- Work to be completed -
Once the pictures are set aside, reproduce the remaining data exactly.

- Supplied information -
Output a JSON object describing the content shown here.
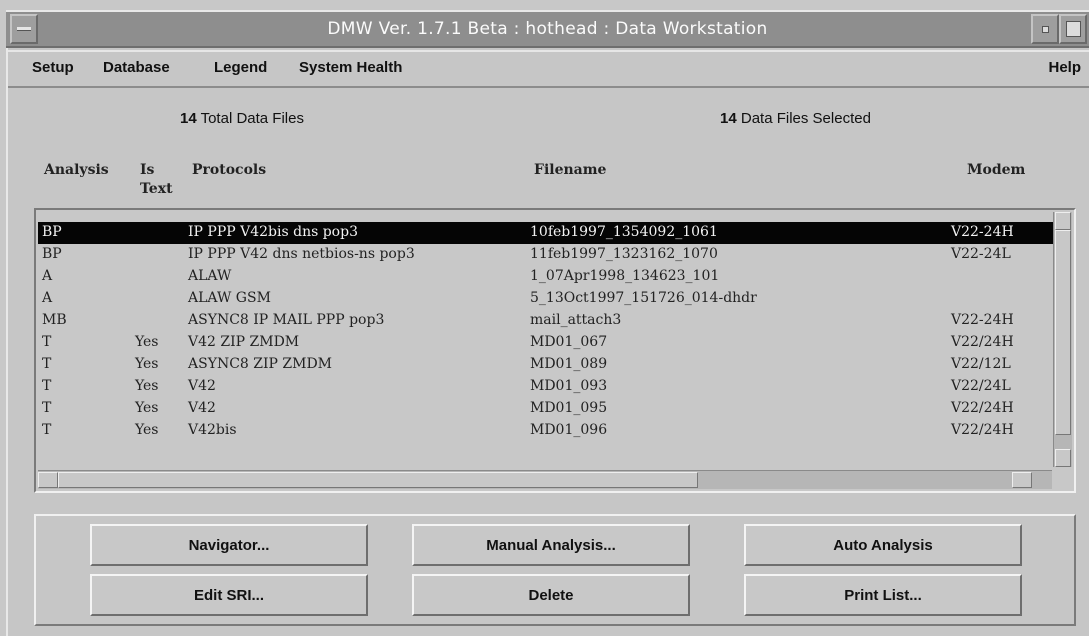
{
  "window": {
    "title": "DMW Ver. 1.7.1 Beta : hothead : Data Workstation"
  },
  "menubar": {
    "items": [
      "Setup",
      "Database",
      "Legend",
      "System Health"
    ],
    "help": "Help"
  },
  "summary": {
    "total_count": "14",
    "total_label": "Total Data Files",
    "selected_count": "14",
    "selected_label": "Data Files Selected"
  },
  "columns": {
    "analysis": "Analysis",
    "is_text_1": "Is",
    "is_text_2": "Text",
    "protocols": "Protocols",
    "filename": "Filename",
    "modem": "Modem"
  },
  "rows": [
    {
      "analysis": "BP",
      "is_text": "",
      "protocols": "IP PPP V42bis dns pop3",
      "filename": "10feb1997_1354092_1061",
      "modem": "V22-24H",
      "selected": true
    },
    {
      "analysis": "BP",
      "is_text": "",
      "protocols": "IP PPP V42 dns netbios-ns pop3",
      "filename": "11feb1997_1323162_1070",
      "modem": "V22-24L",
      "selected": false
    },
    {
      "analysis": "A",
      "is_text": "",
      "protocols": "ALAW",
      "filename": "1_07Apr1998_134623_101",
      "modem": "",
      "selected": false
    },
    {
      "analysis": "A",
      "is_text": "",
      "protocols": "ALAW GSM",
      "filename": "5_13Oct1997_151726_014-dhdr",
      "modem": "",
      "selected": false
    },
    {
      "analysis": "MB",
      "is_text": "",
      "protocols": "ASYNC8 IP MAIL PPP pop3",
      "filename": "mail_attach3",
      "modem": "V22-24H",
      "selected": false
    },
    {
      "analysis": "T",
      "is_text": "Yes",
      "protocols": "V42 ZIP ZMDM",
      "filename": "MD01_067",
      "modem": "V22/24H",
      "selected": false
    },
    {
      "analysis": "T",
      "is_text": "Yes",
      "protocols": "ASYNC8 ZIP ZMDM",
      "filename": "MD01_089",
      "modem": "V22/12L",
      "selected": false
    },
    {
      "analysis": "T",
      "is_text": "Yes",
      "protocols": "V42",
      "filename": "MD01_093",
      "modem": "V22/24L",
      "selected": false
    },
    {
      "analysis": "T",
      "is_text": "Yes",
      "protocols": "V42",
      "filename": "MD01_095",
      "modem": "V22/24H",
      "selected": false
    },
    {
      "analysis": "T",
      "is_text": "Yes",
      "protocols": "V42bis",
      "filename": "MD01_096",
      "modem": "V22/24H",
      "selected": false
    }
  ],
  "buttons": {
    "navigator": "Navigator...",
    "manual_analysis": "Manual Analysis...",
    "auto_analysis": "Auto Analysis",
    "edit_sri": "Edit SRI...",
    "delete": "Delete",
    "print_list": "Print List..."
  },
  "icons": {
    "window_menu": "window-menu-icon",
    "minimize": "minimize-icon",
    "maximize": "maximize-icon"
  }
}
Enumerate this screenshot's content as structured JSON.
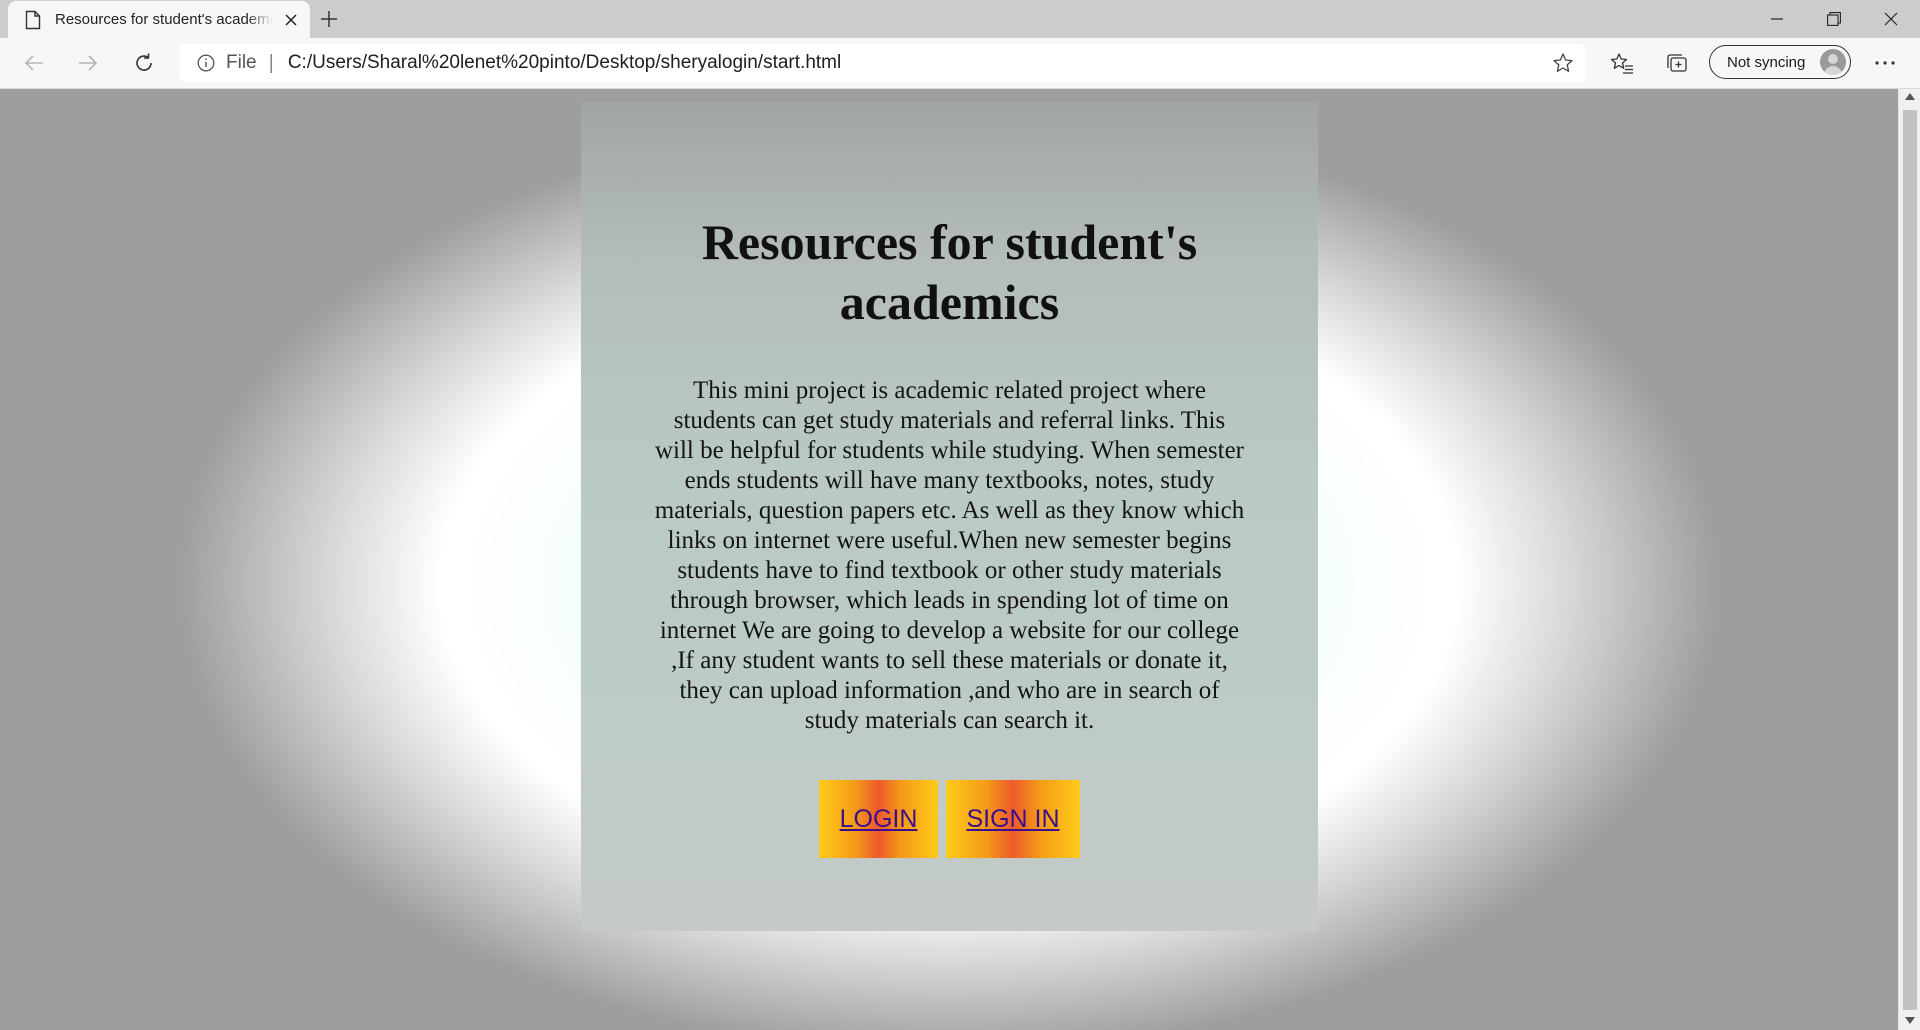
{
  "browser": {
    "tab": {
      "title": "Resources for student's academics"
    },
    "address": {
      "scheme": "File",
      "separator": "|",
      "url": "C:/Users/Sharal%20lenet%20pinto/Desktop/sheryalogin/start.html"
    },
    "sync": {
      "label": "Not syncing"
    },
    "icons": [
      "document-icon",
      "close-icon",
      "plus-icon",
      "minimize-icon",
      "restore-icon",
      "close-window-icon",
      "back-icon",
      "forward-icon",
      "refresh-icon",
      "info-icon",
      "star-icon",
      "favorites-icon",
      "collections-icon",
      "profile-icon",
      "more-icon"
    ]
  },
  "page": {
    "heading": "Resources for student's academics",
    "description": "This mini project is academic related project where students can get study materials and referral links. This will be helpful for students while studying. When semester ends students will have many textbooks, notes, study materials, question papers etc. As well as they know which links on internet were useful.When new semester begins students have to find textbook or other study materials through browser, which leads in spending lot of time on internet We are going to develop a website for our college ,If any student wants to sell these materials or donate it, they can upload information ,and who are in search of study materials can search it.",
    "buttons": {
      "login": "LOGIN",
      "signin": "SIGN IN"
    }
  },
  "colors": {
    "button_gradient": [
      "#ffcb1a",
      "#ee5a2c"
    ],
    "link_text": "#3a0e8c",
    "panel": "#bdcbc8"
  }
}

- Answer space -
Output a JSON object describing the content shown here.
{
  "window": {
    "title": "DMW Ver. 1.7.1 Beta : hothead : Data Workstation"
  },
  "menubar": {
    "items": [
      "Setup",
      "Database",
      "Legend",
      "System Health"
    ],
    "help": "Help"
  },
  "summary": {
    "total_count": "14",
    "total_label": "Total Data Files",
    "selected_count": "14",
    "selected_label": "Data Files Selected"
  },
  "columns": {
    "analysis": "Analysis",
    "is_text_1": "Is",
    "is_text_2": "Text",
    "protocols": "Protocols",
    "filename": "Filename",
    "modem": "Modem"
  },
  "rows": [
    {
      "analysis": "BP",
      "is_text": "",
      "protocols": "IP PPP V42bis dns pop3",
      "filename": "10feb1997_1354092_1061",
      "modem": "V22-24H",
      "selected": true
    },
    {
      "analysis": "BP",
      "is_text": "",
      "protocols": "IP PPP V42 dns netbios-ns pop3",
      "filename": "11feb1997_1323162_1070",
      "modem": "V22-24L",
      "selected": false
    },
    {
      "analysis": "A",
      "is_text": "",
      "protocols": "ALAW",
      "filename": "1_07Apr1998_134623_101",
      "modem": "",
      "selected": false
    },
    {
      "analysis": "A",
      "is_text": "",
      "protocols": "ALAW GSM",
      "filename": "5_13Oct1997_151726_014-dhdr",
      "modem": "",
      "selected": false
    },
    {
      "analysis": "MB",
      "is_text": "",
      "protocols": "ASYNC8 IP MAIL PPP pop3",
      "filename": "mail_attach3",
      "modem": "V22-24H",
      "selected": false
    },
    {
      "analysis": "T",
      "is_text": "Yes",
      "protocols": "V42 ZIP ZMDM",
      "filename": "MD01_067",
      "modem": "V22/24H",
      "selected": false
    },
    {
      "analysis": "T",
      "is_text": "Yes",
      "protocols": "ASYNC8 ZIP ZMDM",
      "filename": "MD01_089",
      "modem": "V22/12L",
      "selected": false
    },
    {
      "analysis": "T",
      "is_text": "Yes",
      "protocols": "V42",
      "filename": "MD01_093",
      "modem": "V22/24L",
      "selected": false
    },
    {
      "analysis": "T",
      "is_text": "Yes",
      "protocols": "V42",
      "filename": "MD01_095",
      "modem": "V22/24H",
      "selected": false
    },
    {
      "analysis": "T",
      "is_text": "Yes",
      "protocols": "V42bis",
      "filename": "MD01_096",
      "modem": "V22/24H",
      "selected": false
    }
  ],
  "buttons": {
    "navigator": "Navigator...",
    "manual_analysis": "Manual Analysis...",
    "auto_analysis": "Auto Analysis",
    "edit_sri": "Edit SRI...",
    "delete": "Delete",
    "print_list": "Print List..."
  },
  "icons": {
    "window_menu": "window-menu-icon",
    "minimize": "minimize-icon",
    "maximize": "maximize-icon"
  }
}
Enumerate this screenshot's content as structured JSON.
{
  "browser": {
    "tab": {
      "title": "Resources for student's academics"
    },
    "address": {
      "scheme": "File",
      "separator": "|",
      "url": "C:/Users/Sharal%20lenet%20pinto/Desktop/sheryalogin/start.html"
    },
    "sync": {
      "label": "Not syncing"
    },
    "icons": [
      "document-icon",
      "close-icon",
      "plus-icon",
      "minimize-icon",
      "restore-icon",
      "close-window-icon",
      "back-icon",
      "forward-icon",
      "refresh-icon",
      "info-icon",
      "star-icon",
      "favorites-icon",
      "collections-icon",
      "profile-icon",
      "more-icon"
    ]
  },
  "page": {
    "heading": "Resources for student's academics",
    "description": "This mini project is academic related project where students can get study materials and referral links. This will be helpful for students while studying. When semester ends students will have many textbooks, notes, study materials, question papers etc. As well as they know which links on internet were useful.When new semester begins students have to find textbook or other study materials through browser, which leads in spending lot of time on internet We are going to develop a website for our college ,If any student wants to sell these materials or donate it, they can upload information ,and who are in search of study materials can search it.",
    "buttons": {
      "login": "LOGIN",
      "signin": "SIGN IN"
    }
  },
  "colors": {
    "button_gradient": [
      "#ffcb1a",
      "#ee5a2c"
    ],
    "link_text": "#3a0e8c",
    "panel": "#bdcbc8"
  }
}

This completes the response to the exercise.